The scoreboard has been hung and most of the red cloth seats have been anchored at the new arena that will be the home for Nebraska basketball.

With construction 85 percent to 90 percent complete, the project manager said Friday that Pinnacle Bank Arena is on schedule to be ready for the university's August graduation ceremony.

The $179 million arena, with a seating capacity of about 15,500, sits on the northwest side of downtown Lincoln looking like a big silver space saucer just a few blocks west of Memorial Stadium.

Nebraska already has sold every ticket for the 2013-14 men's basketball season, and a media tour revealed a steep seating configuration that could make for an intimidating home-court advantage.

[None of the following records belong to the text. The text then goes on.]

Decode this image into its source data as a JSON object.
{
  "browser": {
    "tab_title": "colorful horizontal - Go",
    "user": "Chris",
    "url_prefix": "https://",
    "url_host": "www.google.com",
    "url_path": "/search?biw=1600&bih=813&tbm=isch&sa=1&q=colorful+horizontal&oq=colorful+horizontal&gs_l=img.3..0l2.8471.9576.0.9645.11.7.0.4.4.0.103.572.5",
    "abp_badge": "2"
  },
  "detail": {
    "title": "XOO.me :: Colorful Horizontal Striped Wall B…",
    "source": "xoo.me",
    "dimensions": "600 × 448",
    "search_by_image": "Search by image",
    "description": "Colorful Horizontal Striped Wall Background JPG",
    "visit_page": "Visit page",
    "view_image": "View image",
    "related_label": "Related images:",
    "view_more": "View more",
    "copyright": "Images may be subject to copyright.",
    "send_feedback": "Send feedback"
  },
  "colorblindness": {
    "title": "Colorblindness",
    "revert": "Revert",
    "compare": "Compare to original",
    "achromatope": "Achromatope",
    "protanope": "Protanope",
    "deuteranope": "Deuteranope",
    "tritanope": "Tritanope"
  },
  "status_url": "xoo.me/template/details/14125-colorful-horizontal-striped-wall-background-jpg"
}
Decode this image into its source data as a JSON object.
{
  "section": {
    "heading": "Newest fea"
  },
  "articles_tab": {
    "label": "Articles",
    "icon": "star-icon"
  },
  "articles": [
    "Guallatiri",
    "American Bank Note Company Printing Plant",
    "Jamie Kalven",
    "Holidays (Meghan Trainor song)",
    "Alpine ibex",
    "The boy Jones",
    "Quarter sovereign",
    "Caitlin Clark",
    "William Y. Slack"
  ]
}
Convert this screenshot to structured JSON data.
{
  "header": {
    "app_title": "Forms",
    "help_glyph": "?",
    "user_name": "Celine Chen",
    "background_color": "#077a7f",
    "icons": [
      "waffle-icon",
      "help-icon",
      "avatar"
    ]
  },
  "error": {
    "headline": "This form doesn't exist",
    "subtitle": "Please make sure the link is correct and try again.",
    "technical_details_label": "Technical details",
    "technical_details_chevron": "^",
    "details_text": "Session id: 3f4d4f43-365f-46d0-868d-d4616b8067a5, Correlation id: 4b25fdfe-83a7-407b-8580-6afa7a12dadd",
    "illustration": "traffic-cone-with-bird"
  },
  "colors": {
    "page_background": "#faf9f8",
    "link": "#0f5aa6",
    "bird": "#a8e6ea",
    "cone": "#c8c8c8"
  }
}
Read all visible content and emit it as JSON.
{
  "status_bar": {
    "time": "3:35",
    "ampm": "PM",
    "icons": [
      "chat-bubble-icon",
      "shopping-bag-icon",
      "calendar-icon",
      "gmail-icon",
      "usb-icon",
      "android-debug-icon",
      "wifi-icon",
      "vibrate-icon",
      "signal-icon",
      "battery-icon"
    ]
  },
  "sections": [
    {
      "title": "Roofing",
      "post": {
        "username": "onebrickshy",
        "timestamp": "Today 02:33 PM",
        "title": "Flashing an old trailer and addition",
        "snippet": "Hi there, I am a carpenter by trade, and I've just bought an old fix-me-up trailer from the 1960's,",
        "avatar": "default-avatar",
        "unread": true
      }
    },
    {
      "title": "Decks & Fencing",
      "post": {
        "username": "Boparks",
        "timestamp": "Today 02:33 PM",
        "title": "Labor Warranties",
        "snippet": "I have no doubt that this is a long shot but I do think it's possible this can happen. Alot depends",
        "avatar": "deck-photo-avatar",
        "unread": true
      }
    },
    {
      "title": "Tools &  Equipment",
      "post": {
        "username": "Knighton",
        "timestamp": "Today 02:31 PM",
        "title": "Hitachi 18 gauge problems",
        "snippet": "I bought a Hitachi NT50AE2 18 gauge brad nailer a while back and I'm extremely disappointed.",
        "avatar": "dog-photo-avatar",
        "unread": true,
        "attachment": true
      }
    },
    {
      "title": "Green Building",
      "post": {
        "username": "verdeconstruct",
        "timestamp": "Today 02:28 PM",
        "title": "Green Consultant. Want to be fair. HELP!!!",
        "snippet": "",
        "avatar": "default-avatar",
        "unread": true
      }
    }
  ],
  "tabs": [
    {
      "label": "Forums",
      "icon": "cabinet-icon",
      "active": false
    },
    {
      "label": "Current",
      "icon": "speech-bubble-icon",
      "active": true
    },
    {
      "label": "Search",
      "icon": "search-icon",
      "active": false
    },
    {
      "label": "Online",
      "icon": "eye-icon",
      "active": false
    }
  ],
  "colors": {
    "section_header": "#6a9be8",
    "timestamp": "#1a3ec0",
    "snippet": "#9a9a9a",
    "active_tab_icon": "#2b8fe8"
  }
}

"It's right on top of the court, so it'll be a great building for basketball," said John Hinshaw, project manager for Minneapolis-based M.A. Mortenson Co.

About half of the seats are in the lower bowl, with a portion of them retractable to make room for convention space or other sporting events. The floor is equipped for ice equipment, meaning the arena could be used for ice hockey if Nebraska chooses to add the sport someday.

The main entrance was specifically designed to offer a view of the State Capitol rising to the southeast. There also is an outdoor deck that will be open during warm weather.

A total of 36 suites ring the arena, each equipped with three rows of four seats, a drink rail, wet bar, cook top and television. There also are 20 mini suites with seating for four. The seats in the arena are 20 inches wide. Unlike the old Devaney Sports Center, which had bench seats in the upper levels, every seat has a back at the new arena.

Hinshaw said the Panasonic high-definition center-hung scoreboard will be one of the finest in college sports and better than in most in NBA arenas. The four-sided scoreboard is 16 1/2 feet tall and 22 feet wide and is topped by another full video board that is 6 feet tall and 22 feet wide.

There were no obstacles in construction other than a problem with improperly bent rebar that caused a delay of about a month in late 2011. The project still will be completed about a month sooner than first projected.

Mortenson Co. also built the Sprint Center in Kansas City, Mo., Coors Field in Denver and the Target Center and Target Field in Minneapolis. The company also won the contract to build the Minnesota Vikings' new stadium in downtown Minneapolis.